Lost something recently or years ago in your yard or at the park? Call ASAP, text or email me anytime!
Mike McInroe… Blessed to be a member of theringfinders.com
Newlyweds Tyler and Chelsea enjoyed a day at Pinewood Lake in Trumbull, Connecticut, when disaster struck. Tyler’s wedding band slipped off his finger, and three weeks of sporting his bling were undone in three seconds. Tyler dove underwater and searched the muddy bottom with a mask, snorkel, and even some neighborhood recruits. Hours later, he realized the ring was lost to the lake.

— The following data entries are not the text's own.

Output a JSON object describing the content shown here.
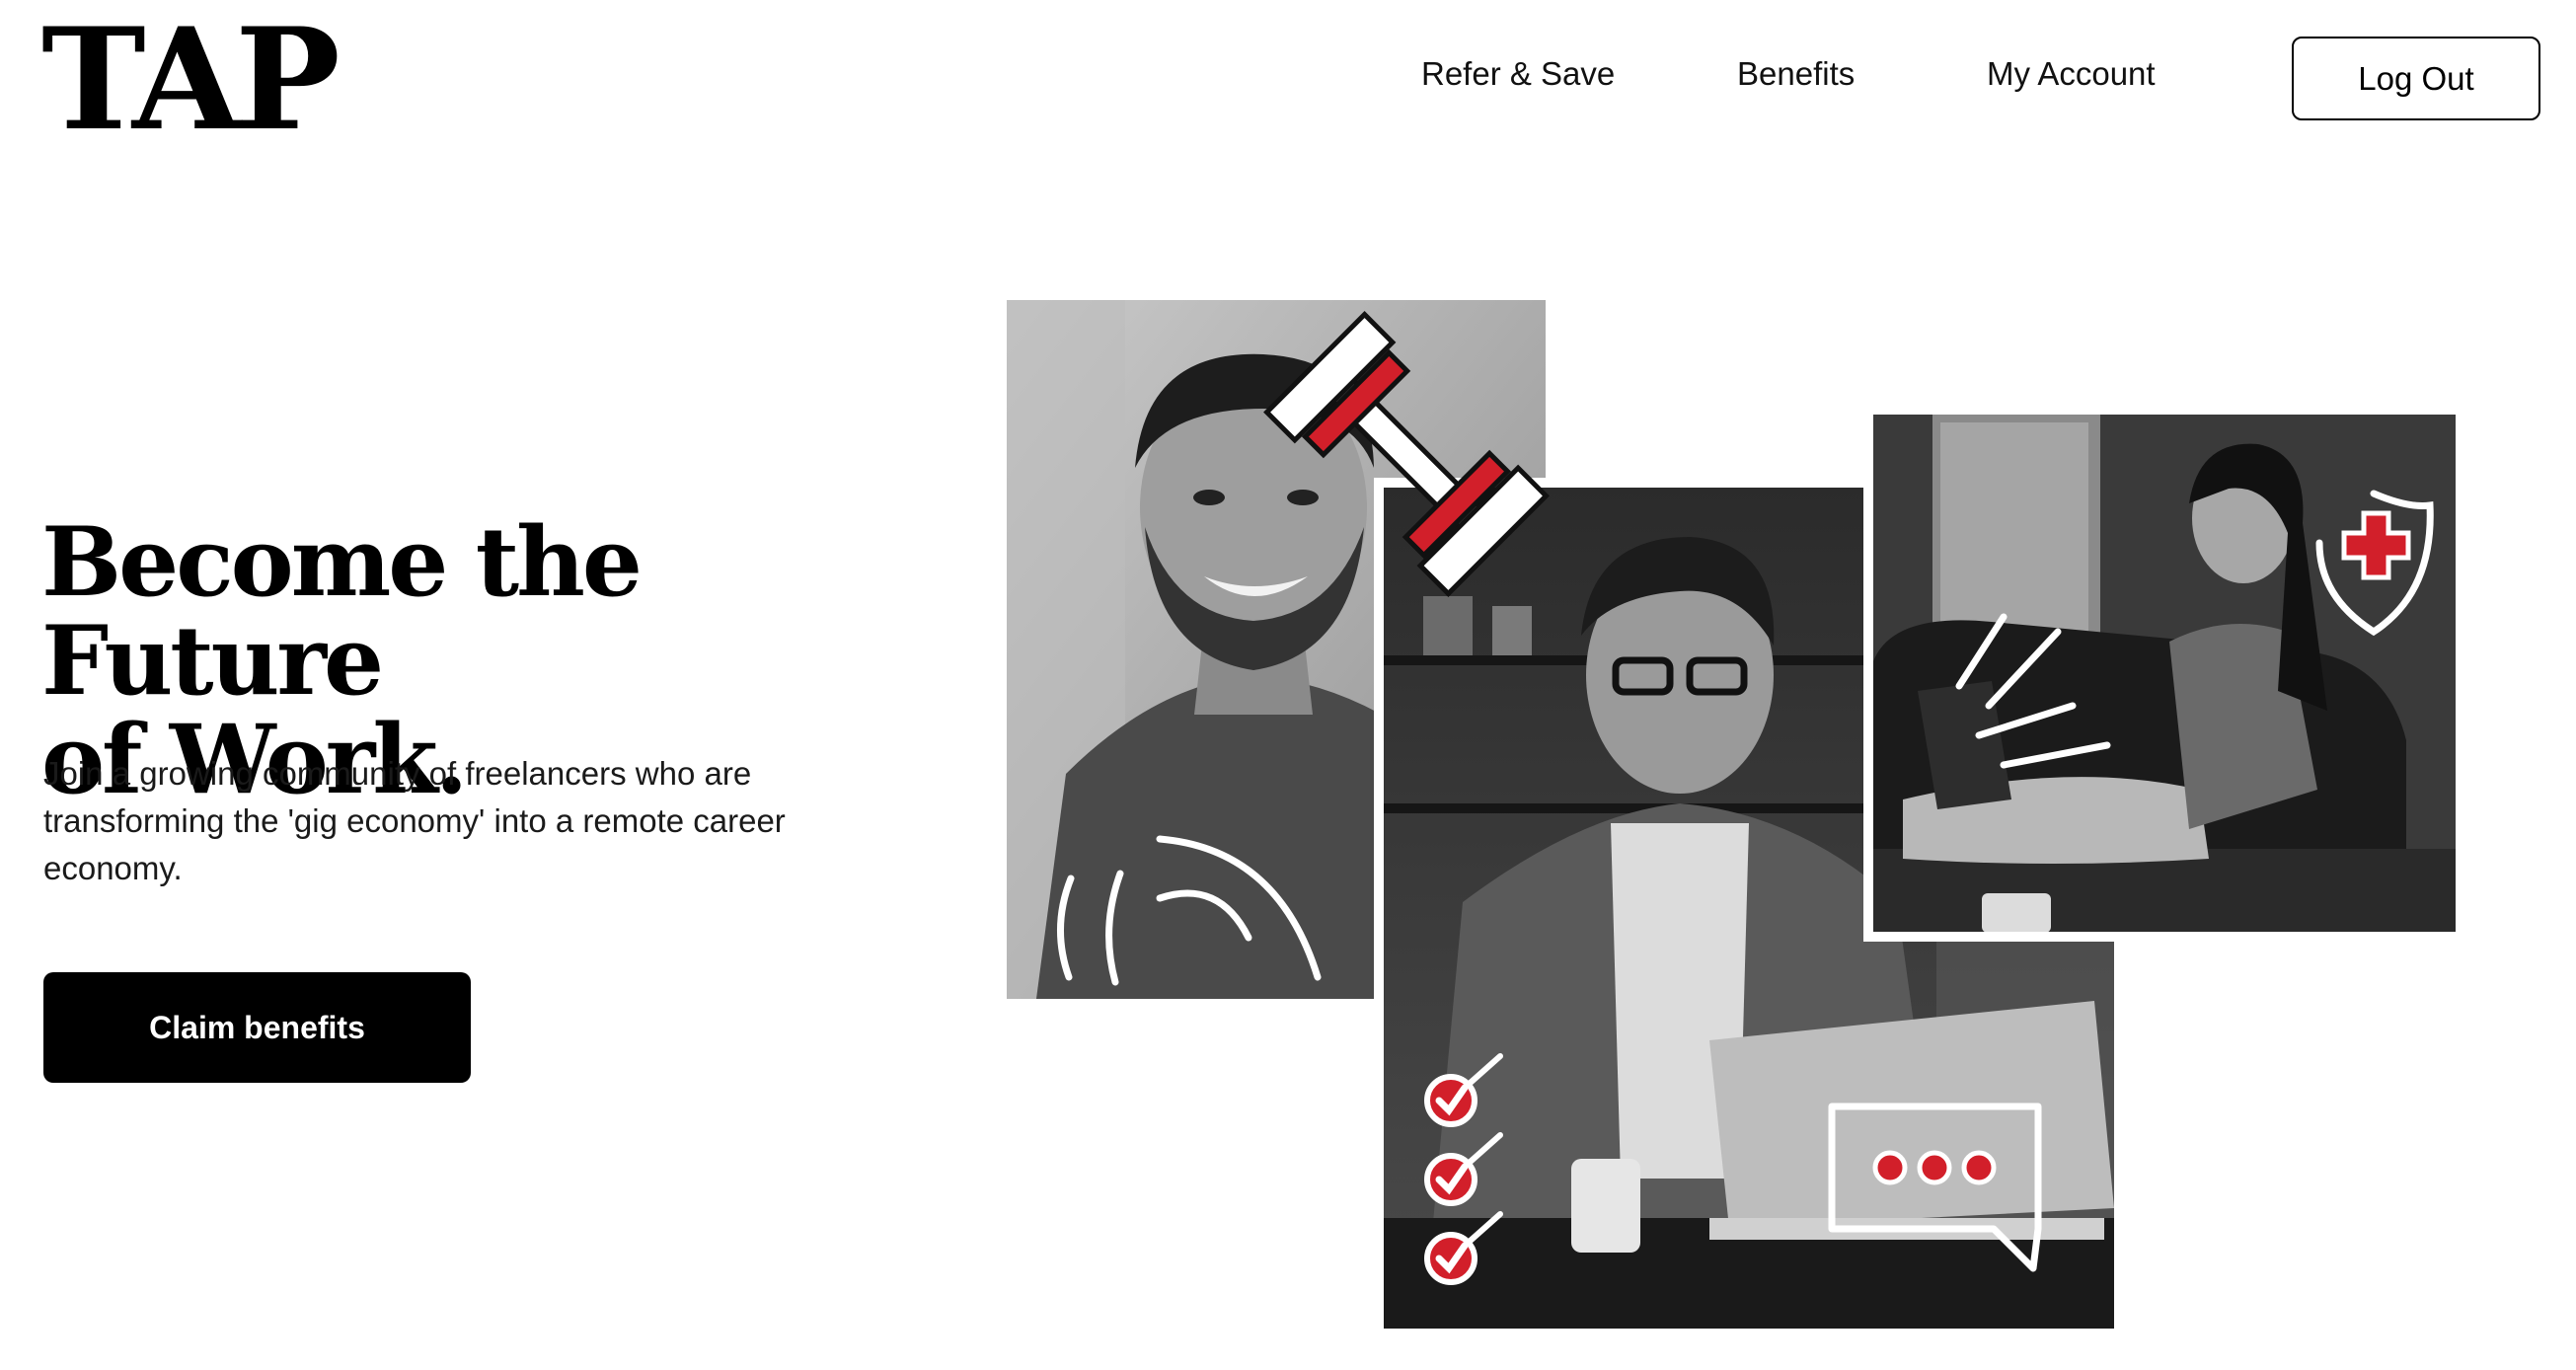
{
  "header": {
    "logo": "TAP",
    "nav": {
      "refer": "Refer & Save",
      "benefits": "Benefits",
      "account": "My Account"
    },
    "logout_label": "Log Out"
  },
  "hero": {
    "headline_line1": "Become the Future",
    "headline_line2": "of Work.",
    "subhead": "Join a growing community of freelancers who are transforming the 'gig economy' into a remote career economy.",
    "cta_label": "Claim benefits"
  },
  "colors": {
    "accent": "#d21f2a",
    "text": "#000000",
    "background": "#ffffff"
  },
  "collage": {
    "photos": [
      "smiling-man-photo",
      "man-on-laptop-photo",
      "woman-on-couch-photo"
    ],
    "stickers": [
      "dumbbell-icon",
      "signal-arcs-icon",
      "checklist-icon",
      "chat-bubble-icon",
      "health-shield-icon",
      "sparkle-lines-icon"
    ]
  }
}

Tyler found me online, and we set up a phone call to discuss the chances of finding his lost ring. Our biggest hurdle was the depth of the water where he was swimming. Tyler described his ability to touch the bottom with his toes, but his head was not sticking out of the water by much. I knew Tyler was taller than me, so this search would be on the edge of recoverability without using SCUBA gear. Tyler was confident of his location, and we had some dry weather, so it was worth a shot. I arrived and searched as deep as I could in the calm waters, but I never came across the gold ring. As we sat on the edge of the lake discussing the next step, some of the local property owners began talking about the lake being drained every four years. This meant there could be a chance of recovering the ring from the deeper waters, but we would potentially have to wait years for the lake drain to occur. Only a couple of days later, Tyler called me with good news. Draining was planned from the end of September through early November! We made a second appointment during late October to make sure the lake level would be low enough to make a difference in how far out I would be able to search. The conditions were perfect. The only water remaining in the whole section was a single channel running through the area’s center. I arrived and began my second search. I heard a faint squeak about fifty feet away from the area I was searching during the summer. The signal came from the channel, but I immediately thought there is no way this ring fell in the worst possible place. The chances were much better of the ring settling on a nice flat, shallow surface, but I was wrong! I smeared a scoop of channel mud across the ground and saw the outline of a gold ring. I tried to surprise Tyler with the ring, but I think he was on to my shenanigans. Or he is good at containing his emotional reactions because when I showed the ring, he calmly said, “that is it.” I didn’t give up on the surprise. I convinced him to surprise Chelsea. This time the surprise was a success – check out Chelsea’s reaction in the YouTube video below!
How to Find a Lost Ring
Lost your ring? Contact a professional to discuss the next steps of finding your lost ring. I serve Connecticut, New York, Massachusetts, Rhode Island, and short distances into other surrounding states. If you have a lost ring or something of value, contact Keith Wille now email@example.com | Call or text 860-917-8947 | www.metaldetectionkeithwille.com